53.7 In case of wrecks where engines are disabled, machinist, and helper if required (more if necessary), shall accompany the wrecker. They will work under the direction of the wreck foreman. They will be paid for wrecking service as per sixth paragraph of Rule 6 while working at wrecks or in charge of wrecked engines.

This was a case of a wreck where engines were disabled. It is argued that it is the plain requirement of the article that the "machinist . . . shall accompany the wrecker". That requirement, it is said, is mandatory (the machinist "shall" accompany the wrecker) and is not qualified: the helper too, it may be observed, shall acompany the wrecker, but only if a helper is required. The phrase "and helper if required (more if necessary)" is isolated by commas from the principal phrase "machinist . . . shall accompany" and so, it is argued, the machinist must attend at the wreck site, whether he is required or not.

It would appear that, in general, machinists have been dispatched to wreck sites only where they were required. In 1968, interdepartmental instructions affecting the territory in question were issued by the company to the effect that where it was known that a locomotive was involved in a derailment arrangements were to be made to dispatch a machinist to accompany the wrecking outfit. I do not think it is proper to draw from that instruction any acknowledgment on the company's part that machinists were necessarily to be called when they were not needed. It may simply reflect the frequent need for machinists in cases of locomotive derailment. It may be noted that article 53.7 deals with cases of derailments where locomotives are "disabled".

It is true that the placing of a comma between the word "machinist" and the phrase "and helper if required", tends to emphasize the separation of the two, and to suggest that the phrase "if required" modifies only "helper" and not the expression "machinist, and helper". This is not, however, a grammatical necessity. The comma may serve some other purpose, or it may simply be redundant. If there were no comma, the argument (whether or not convincing), might be made that a machinist must be accompanied by a helper, or that it is only if a "machinist and helper"' are jointly required that they must accompany the wrecker. The real thrust of the article (and somewhat similar articles are set out with respect to other crafts) is to indicate that machinists and their helpers may be involved in this type of work, that they do it under the direction of the wreck foreman, and that they are paid therefor pursuant to article 6. It is not, as the union would have it, a form of manning requirement.

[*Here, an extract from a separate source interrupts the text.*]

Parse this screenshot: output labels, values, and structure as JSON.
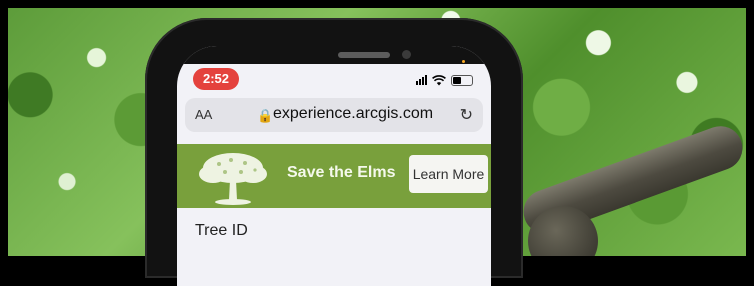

"Wrecks where engines are disabled" are, no doubt, wrecks where the services of a machinist (or machinists) and perhaps a helper (or helpers) may likely be required. Certainly they will be required if machinists' work is to be performed, and if the task is one of repairing an engine mechanically to make it operative that will, in general, be machinists' work (I repeat that the issue of whether or not a machinist was required in the instant case is not now before me). It may be observed that the article sets no limit on the time during which a machinist shall accompany a wrecker. Such a limit would naturally be determined by reference to the time during which the engine was "disabled", in the sense that the services of a machinist were needed to make it operative again. It is surely in relation to the type of work required that the word "disabled" must be read in this context. Thus, where an engine is disabled so that a machinist must be called to effect the necessary repairs to make it operative, then where a wrecking crew is called and where it is sought to make a disabled engine operative, a machinist must be part of the crew when called, and he will work under the wreck foreman and be paid in accordance with article 6. That is the effect of article 53.7 as I read it.

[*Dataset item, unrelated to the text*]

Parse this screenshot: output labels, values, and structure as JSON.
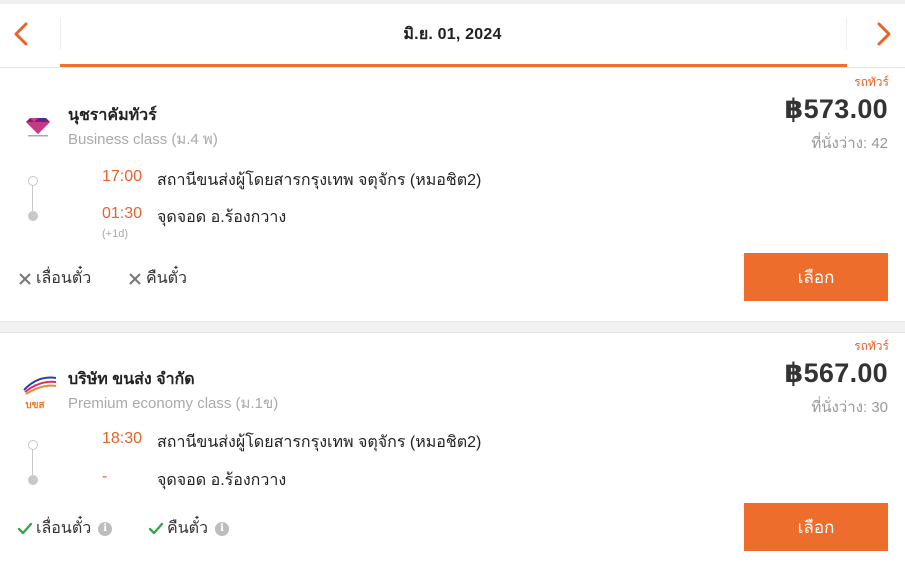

Since, in the instant case, there is no finding that a machinist was required (for the reasons set out above), it was not necessary for one to accompany the wrecker in this particular case. Accordingly the grievance must be dismissed.

DATED AT TORONTO, this 25th day of November, 1980.

(signed) J.F.W. Weatherill